Mari Ruti / The Juicy Bits

Marian Ronan

Michael Sledge

Jacqueline Stevens / States without Nations

Ted Striphas / The Late Age of Print

Charles Strozier / 9/11 after Ten Years

Hervé This

Alan Wallace

James Igoe Walsh / Back Channels

Xiaoming Wang

Santiago Zabala

Press Blogs


University of Akron

University of Alberta

American Management Association

Baylor University

Beacon Broadside

University of California

Cambridge University Press

University of Chicago

Cork University

Duke University

University of Florida

Fordham University Press

Georgetown University

University of Georgia

Harvard University

Harvard Educational Publishing Group

University of Hawaii

Hyperbole Books

University of Illinois

Island Press

Indiana University

Johns Hopkins University

University of Kentucky

Louisiana State University

McGill-Queens University Press

Mercer University

University of Michigan

University of Minnesota

Minnesota Historical Society

University of Mississippi

University of Missouri


University of Nebraska

University Press of New England

University of North Carolina

University Press of North Georgia

NYU / From the Square

University of Oklahoma

Oregon State University

University of Ottawa

Oxford University

Penn State University

University of Pennsylvania

Princeton University

Stanford University

University of Sydney

University of Syracuse

Temple University

University of Texas

Texas A&M University

University of Toronto

University of Virginia

Wilfrid Laurier University

Yale University

March 28th, 2012 at 9:51 am

Inderjeet Parmar on Foundations and the American Century, Part 2

Foundations of the American Century, Inderjeet Parmar

In the second part of his essay, Inderjeet Parmar, author of Foundations of the American Century: The Ford, Carnegie, and Rockefeller Foundations in the Rise of American Power, examines the role of U.S. foundations in the post-Cold War era. (To read part 1):

Since the end of the Cold War, however, U.S. foundations have continued to affect U.S. foreign policy and the development and direction of globalization.
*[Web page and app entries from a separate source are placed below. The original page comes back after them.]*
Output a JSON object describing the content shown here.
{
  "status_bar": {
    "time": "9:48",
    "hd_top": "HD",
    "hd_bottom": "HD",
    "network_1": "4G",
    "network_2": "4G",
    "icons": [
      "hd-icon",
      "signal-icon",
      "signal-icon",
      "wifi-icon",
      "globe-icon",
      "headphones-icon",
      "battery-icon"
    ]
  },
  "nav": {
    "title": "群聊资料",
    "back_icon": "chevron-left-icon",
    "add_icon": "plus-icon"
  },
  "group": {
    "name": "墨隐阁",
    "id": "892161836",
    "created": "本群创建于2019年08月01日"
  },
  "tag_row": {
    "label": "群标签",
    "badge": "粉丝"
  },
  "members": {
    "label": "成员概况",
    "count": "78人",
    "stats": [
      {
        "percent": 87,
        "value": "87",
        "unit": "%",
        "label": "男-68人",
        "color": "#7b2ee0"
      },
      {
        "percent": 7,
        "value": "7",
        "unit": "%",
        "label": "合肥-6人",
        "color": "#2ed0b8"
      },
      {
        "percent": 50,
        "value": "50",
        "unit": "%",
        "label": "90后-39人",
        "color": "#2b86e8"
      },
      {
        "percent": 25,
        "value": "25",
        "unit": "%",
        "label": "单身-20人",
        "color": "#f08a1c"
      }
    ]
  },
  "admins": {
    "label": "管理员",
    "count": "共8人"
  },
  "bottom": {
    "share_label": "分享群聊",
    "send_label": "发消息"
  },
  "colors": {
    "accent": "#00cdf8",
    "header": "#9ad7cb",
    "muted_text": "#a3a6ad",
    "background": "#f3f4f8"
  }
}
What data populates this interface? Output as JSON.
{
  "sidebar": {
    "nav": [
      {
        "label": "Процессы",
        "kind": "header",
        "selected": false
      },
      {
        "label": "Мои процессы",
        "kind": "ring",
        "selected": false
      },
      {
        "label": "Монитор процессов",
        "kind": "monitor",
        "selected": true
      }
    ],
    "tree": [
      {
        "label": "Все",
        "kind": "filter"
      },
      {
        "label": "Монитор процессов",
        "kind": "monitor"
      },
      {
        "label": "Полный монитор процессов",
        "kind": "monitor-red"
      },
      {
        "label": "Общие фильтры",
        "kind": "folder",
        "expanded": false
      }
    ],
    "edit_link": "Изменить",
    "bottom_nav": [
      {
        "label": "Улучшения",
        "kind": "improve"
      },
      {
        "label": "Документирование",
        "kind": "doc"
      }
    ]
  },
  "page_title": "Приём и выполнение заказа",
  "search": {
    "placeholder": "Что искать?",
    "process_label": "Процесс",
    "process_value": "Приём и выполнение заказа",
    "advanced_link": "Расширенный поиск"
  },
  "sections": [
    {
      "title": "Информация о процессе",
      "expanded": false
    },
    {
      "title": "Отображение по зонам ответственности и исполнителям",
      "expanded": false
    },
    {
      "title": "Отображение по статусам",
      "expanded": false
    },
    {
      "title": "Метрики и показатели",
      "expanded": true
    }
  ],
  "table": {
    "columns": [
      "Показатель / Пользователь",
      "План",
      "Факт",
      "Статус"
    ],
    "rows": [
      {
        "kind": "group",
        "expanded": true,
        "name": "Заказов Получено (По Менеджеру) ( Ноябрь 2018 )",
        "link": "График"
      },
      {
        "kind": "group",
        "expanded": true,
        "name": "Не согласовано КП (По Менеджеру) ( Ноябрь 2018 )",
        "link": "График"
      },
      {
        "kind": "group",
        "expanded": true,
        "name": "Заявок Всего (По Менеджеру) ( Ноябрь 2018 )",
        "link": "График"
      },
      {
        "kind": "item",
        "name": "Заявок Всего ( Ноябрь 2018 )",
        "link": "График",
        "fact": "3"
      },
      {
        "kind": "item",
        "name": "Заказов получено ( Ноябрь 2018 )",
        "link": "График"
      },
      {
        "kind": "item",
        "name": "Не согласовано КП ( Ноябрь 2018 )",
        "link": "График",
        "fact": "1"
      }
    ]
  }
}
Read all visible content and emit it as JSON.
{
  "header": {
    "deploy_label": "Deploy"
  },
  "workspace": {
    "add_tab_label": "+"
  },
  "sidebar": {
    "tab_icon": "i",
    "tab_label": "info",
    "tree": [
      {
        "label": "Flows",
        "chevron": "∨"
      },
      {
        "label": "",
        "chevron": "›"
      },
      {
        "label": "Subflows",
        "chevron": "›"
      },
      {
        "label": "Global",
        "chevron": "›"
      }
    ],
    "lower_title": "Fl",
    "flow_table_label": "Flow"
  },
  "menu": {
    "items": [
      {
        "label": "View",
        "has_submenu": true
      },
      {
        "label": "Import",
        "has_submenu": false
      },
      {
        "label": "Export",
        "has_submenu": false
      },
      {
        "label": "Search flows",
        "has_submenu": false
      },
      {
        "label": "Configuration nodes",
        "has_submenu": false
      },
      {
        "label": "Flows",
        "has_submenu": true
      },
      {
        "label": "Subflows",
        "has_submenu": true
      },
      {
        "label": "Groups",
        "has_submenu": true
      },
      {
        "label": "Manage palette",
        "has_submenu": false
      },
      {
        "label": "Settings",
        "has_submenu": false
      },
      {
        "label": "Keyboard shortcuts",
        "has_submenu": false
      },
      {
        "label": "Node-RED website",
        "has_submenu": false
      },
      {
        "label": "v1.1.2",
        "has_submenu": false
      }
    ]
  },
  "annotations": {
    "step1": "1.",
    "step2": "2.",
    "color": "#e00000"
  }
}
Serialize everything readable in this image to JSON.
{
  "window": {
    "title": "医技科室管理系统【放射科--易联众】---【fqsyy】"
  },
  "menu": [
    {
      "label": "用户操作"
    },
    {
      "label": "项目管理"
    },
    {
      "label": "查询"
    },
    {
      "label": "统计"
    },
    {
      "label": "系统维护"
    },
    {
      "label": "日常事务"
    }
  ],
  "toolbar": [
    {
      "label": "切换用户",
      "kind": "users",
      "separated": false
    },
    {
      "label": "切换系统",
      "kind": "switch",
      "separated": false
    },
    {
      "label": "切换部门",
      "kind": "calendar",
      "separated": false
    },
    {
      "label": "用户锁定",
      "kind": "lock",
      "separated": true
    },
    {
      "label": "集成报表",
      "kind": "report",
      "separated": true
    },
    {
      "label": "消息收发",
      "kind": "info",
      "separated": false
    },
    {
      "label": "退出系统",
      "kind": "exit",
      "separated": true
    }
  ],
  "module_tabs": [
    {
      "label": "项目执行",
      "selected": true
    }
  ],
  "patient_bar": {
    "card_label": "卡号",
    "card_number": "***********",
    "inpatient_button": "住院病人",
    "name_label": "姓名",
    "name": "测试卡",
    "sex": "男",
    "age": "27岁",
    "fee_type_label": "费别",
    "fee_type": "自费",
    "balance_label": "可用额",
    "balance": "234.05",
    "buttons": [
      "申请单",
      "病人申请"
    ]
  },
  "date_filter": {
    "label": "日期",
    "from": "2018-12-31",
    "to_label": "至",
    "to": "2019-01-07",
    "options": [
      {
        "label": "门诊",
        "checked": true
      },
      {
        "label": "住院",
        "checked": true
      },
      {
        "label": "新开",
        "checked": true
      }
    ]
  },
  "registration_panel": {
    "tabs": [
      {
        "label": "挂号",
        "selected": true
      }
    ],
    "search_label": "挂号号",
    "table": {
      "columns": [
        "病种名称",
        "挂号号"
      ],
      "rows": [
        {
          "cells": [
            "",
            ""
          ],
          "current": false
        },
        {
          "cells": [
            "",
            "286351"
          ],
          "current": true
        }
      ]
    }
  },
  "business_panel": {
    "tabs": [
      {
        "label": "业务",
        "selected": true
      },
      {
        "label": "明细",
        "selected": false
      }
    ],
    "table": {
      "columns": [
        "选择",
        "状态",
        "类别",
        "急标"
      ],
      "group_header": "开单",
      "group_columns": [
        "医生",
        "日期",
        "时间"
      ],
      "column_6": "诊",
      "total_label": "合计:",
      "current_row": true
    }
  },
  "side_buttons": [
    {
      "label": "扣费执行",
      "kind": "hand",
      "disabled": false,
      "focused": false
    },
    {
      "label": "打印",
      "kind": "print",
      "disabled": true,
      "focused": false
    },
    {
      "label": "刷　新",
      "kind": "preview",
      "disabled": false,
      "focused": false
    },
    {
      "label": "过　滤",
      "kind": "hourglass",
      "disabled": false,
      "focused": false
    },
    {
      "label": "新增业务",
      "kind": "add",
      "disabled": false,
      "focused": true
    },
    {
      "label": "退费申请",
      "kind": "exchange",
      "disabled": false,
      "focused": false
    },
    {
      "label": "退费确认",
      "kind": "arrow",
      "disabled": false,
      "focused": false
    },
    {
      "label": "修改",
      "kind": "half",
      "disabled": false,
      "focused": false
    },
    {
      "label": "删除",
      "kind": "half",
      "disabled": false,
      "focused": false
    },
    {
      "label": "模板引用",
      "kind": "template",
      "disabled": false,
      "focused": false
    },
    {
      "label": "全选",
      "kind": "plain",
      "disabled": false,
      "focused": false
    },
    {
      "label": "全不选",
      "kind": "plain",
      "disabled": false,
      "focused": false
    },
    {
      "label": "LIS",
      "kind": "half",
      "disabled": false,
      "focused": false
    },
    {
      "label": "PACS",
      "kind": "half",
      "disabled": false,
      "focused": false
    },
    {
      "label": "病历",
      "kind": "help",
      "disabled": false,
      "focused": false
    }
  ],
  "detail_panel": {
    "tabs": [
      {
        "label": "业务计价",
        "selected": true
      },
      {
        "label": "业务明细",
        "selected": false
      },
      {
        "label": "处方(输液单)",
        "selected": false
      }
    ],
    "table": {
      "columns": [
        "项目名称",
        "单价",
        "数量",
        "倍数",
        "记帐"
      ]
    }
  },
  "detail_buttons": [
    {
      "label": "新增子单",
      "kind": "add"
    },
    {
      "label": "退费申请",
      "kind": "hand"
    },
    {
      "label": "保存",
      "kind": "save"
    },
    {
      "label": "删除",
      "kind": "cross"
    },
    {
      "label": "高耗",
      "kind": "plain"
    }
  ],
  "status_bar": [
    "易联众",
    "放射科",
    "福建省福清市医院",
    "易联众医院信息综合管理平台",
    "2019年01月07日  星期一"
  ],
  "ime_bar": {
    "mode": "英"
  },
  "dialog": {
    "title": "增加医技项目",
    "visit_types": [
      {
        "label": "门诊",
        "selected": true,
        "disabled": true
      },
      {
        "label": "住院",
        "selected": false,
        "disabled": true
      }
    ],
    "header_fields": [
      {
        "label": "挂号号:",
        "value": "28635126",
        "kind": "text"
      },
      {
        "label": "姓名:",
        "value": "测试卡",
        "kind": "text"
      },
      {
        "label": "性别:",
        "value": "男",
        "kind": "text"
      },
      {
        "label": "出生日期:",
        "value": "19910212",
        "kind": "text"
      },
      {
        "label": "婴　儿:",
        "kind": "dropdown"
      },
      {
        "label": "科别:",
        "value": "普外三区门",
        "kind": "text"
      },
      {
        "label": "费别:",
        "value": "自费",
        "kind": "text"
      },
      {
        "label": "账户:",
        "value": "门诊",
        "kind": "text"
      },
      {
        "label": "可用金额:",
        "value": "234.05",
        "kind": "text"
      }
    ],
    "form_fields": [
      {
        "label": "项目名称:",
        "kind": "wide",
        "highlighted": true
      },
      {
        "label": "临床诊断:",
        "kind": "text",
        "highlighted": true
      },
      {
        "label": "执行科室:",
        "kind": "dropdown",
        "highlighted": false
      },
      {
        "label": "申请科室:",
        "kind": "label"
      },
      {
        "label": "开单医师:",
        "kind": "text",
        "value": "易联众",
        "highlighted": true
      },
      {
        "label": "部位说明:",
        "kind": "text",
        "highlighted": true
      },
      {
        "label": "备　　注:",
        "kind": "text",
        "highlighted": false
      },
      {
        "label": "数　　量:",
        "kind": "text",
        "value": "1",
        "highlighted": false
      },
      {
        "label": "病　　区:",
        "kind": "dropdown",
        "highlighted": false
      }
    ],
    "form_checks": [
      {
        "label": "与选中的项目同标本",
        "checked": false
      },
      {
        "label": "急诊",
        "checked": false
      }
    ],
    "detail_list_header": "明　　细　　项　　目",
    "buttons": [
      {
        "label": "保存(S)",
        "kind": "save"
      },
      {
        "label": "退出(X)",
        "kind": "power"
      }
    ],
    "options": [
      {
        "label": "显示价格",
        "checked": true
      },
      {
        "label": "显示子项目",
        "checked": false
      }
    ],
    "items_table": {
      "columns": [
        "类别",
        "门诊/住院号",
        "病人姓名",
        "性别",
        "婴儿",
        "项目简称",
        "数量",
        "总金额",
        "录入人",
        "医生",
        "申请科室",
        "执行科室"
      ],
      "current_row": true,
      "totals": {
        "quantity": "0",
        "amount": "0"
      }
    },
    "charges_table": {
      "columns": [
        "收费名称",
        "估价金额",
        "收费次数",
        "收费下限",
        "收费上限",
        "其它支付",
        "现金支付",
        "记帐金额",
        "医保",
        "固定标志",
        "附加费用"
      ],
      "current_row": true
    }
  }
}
Foundation networks were central, for example, in elevating and refining what has become the central rationale of U.S. national-security strategy since the collapse of the Soviet threat—democratic peace theory (that democracies do not fight one another), as embodied in the Bush doctrine as well as in the policies of the Obama administration.

There’s been a great expansion in the number of U.S. foundations, the variety of grant-making activities, and total philanthropic assets. Since 1987 the number of foundations in the United States has grown from 28,000 to about 50,000, and these new foundations hold some of the enormous recent growth in American wealth. Their assets have expanded from $115 billion in 1987 to over $300 billion today. Their international giving also topped $3 billion in 2002. Record increases in international philanthropic giving have been recorded since the mid-1990s, prompted by a strong world economy and the rise of new fortunes, especially Bill Gates’s Microsoft Corporation and his accompanying foundation.

Indeed, the Gates Foundation, like the Rockefeller and Carnegie foundations that it takes as its role models, has been accused of high-handed interventions in Africa in the name of treating disease. Bypassing local healthcare systems and governments, and frequently distributing drugs not approved by the U.S. Food and Drug Administration (FDA), Gates stands accused of an overweening imperial attitude—summed up by the term “philanthro-capitalism”—which is about as ugly as it sounds.

In Foundations of the American Century, I argue that the foundations’ global posture started before the water’s edge—at home, especially in America’s elite universities where area studies and international relations programs were pioneered—to spread “knowledge” about areas of strategic or economic value to the United States and as a first step in their incorporation into America’s expanding spheres of influence. American power is multilayered, complex and sophisticated; it is also highly adaptive, smart, and restless. And, like Switzerland, is in dire need of deconstruction.

Post a comment